- [RECORDS]:
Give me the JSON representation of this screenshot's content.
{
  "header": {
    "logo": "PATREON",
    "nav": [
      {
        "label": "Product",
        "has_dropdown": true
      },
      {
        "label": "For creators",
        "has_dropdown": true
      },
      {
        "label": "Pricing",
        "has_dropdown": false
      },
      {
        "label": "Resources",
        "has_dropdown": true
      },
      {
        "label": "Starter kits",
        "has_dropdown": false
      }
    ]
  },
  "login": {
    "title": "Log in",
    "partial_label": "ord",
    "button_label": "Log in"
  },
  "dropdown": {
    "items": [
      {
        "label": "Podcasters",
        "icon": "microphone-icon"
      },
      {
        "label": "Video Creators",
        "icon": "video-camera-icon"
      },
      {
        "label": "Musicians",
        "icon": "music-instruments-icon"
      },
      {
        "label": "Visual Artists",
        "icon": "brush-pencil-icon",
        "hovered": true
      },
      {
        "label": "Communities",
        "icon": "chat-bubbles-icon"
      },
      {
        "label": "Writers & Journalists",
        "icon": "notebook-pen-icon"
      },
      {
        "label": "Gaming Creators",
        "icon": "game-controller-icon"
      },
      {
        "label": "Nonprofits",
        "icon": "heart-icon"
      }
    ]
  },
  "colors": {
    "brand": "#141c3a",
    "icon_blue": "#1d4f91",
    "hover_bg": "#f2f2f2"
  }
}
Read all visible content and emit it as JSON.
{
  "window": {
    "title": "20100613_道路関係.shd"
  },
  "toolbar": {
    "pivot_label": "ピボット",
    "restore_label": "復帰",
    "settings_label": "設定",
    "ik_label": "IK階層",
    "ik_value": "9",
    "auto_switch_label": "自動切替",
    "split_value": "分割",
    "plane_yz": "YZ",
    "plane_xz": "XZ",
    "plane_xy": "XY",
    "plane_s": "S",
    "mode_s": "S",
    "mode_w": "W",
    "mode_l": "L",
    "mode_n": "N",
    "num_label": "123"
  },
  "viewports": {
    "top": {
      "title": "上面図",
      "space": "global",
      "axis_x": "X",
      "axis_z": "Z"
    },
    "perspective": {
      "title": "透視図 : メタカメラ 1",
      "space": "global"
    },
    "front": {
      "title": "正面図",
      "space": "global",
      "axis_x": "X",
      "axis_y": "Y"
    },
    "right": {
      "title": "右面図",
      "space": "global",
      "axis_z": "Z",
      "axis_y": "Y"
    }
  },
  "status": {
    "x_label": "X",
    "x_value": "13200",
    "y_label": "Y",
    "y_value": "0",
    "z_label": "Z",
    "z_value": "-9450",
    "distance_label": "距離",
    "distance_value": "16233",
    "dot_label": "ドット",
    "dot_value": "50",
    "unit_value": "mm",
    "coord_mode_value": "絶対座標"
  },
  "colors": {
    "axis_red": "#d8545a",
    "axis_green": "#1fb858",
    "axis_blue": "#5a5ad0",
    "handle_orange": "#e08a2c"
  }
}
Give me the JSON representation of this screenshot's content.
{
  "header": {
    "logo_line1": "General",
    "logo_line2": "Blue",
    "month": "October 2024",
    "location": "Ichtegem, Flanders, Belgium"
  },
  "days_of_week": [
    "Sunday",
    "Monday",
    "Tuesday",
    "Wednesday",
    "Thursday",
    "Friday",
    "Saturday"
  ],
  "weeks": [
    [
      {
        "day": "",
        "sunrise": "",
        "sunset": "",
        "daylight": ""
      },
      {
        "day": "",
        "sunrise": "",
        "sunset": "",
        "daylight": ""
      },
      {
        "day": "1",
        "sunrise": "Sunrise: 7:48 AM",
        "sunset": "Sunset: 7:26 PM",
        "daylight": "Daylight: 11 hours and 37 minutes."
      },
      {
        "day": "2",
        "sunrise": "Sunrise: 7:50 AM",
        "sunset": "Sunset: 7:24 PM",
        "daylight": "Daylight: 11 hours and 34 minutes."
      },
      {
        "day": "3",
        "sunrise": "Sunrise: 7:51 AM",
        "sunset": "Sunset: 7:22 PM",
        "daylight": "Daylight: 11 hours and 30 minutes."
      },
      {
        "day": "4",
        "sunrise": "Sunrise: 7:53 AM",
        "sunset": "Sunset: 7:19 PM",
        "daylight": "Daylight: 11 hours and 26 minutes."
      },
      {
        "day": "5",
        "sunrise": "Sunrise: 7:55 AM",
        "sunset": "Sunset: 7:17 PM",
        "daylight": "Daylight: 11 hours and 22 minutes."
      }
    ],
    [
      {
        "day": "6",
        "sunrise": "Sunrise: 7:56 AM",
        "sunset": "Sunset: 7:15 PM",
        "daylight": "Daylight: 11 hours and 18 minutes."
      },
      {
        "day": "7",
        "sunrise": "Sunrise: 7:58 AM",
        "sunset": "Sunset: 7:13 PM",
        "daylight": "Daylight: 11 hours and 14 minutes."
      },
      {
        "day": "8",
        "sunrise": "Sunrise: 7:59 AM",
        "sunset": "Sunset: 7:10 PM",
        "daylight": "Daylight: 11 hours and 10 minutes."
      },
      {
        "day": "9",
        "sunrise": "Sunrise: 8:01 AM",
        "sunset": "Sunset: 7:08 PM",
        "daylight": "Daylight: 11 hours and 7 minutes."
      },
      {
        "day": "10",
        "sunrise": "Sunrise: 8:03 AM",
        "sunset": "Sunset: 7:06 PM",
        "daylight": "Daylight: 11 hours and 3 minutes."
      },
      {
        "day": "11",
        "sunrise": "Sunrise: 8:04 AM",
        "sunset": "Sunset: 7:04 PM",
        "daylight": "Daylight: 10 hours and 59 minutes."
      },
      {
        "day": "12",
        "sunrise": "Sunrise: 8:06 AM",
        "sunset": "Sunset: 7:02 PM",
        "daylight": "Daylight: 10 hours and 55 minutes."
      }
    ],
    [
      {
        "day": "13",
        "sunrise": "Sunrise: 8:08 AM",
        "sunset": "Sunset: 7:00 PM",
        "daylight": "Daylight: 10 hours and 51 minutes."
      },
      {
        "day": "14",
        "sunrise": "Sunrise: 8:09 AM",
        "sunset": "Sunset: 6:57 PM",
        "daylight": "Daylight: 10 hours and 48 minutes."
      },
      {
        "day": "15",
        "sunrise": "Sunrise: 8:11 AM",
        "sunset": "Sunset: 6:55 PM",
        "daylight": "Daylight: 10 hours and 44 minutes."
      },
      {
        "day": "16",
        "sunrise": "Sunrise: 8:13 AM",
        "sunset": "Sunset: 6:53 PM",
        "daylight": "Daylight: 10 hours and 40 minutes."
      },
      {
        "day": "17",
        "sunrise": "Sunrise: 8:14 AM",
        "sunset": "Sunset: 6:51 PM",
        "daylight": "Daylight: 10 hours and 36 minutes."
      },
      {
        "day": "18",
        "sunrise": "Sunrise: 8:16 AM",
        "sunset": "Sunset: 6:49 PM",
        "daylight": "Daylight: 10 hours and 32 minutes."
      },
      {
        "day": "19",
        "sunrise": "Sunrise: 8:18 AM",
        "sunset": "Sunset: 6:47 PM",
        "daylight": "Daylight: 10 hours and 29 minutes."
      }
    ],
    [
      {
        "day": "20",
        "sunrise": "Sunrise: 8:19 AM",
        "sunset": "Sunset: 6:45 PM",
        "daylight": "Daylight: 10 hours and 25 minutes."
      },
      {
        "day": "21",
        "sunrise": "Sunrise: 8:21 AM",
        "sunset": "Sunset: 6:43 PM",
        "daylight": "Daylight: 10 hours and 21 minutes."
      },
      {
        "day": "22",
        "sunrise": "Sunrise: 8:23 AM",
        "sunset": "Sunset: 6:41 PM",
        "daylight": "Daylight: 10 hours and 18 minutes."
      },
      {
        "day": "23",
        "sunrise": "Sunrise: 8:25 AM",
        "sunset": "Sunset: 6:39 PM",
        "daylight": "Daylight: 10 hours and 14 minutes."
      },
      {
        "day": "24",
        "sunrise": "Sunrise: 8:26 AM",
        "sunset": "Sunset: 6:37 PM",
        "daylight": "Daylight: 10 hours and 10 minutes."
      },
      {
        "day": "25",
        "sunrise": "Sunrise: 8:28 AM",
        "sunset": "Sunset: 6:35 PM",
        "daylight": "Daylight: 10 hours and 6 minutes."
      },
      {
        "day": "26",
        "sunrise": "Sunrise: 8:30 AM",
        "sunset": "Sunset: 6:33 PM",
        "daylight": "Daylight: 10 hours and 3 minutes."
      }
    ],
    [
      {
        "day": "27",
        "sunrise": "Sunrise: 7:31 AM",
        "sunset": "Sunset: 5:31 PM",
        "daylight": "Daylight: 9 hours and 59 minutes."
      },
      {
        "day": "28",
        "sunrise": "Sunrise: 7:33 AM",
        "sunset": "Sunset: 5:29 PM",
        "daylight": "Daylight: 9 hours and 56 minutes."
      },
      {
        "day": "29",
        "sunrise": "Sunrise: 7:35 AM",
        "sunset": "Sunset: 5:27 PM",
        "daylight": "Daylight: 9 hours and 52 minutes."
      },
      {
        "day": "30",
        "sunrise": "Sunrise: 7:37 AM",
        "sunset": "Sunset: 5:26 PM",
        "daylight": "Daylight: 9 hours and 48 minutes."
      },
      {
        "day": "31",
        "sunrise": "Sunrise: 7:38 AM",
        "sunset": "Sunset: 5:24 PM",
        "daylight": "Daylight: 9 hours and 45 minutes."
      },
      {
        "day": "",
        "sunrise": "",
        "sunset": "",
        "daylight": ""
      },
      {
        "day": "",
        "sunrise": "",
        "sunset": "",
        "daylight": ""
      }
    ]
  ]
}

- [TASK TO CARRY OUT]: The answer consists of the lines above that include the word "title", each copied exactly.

- [ANSWER]:
    "title": "Log in",
    "title": "20100613_道路関係.shd"
      "title": "上面図",
      "title": "透視図 : メタカメラ 1",
      "title": "正面図",
      "title": "右面図",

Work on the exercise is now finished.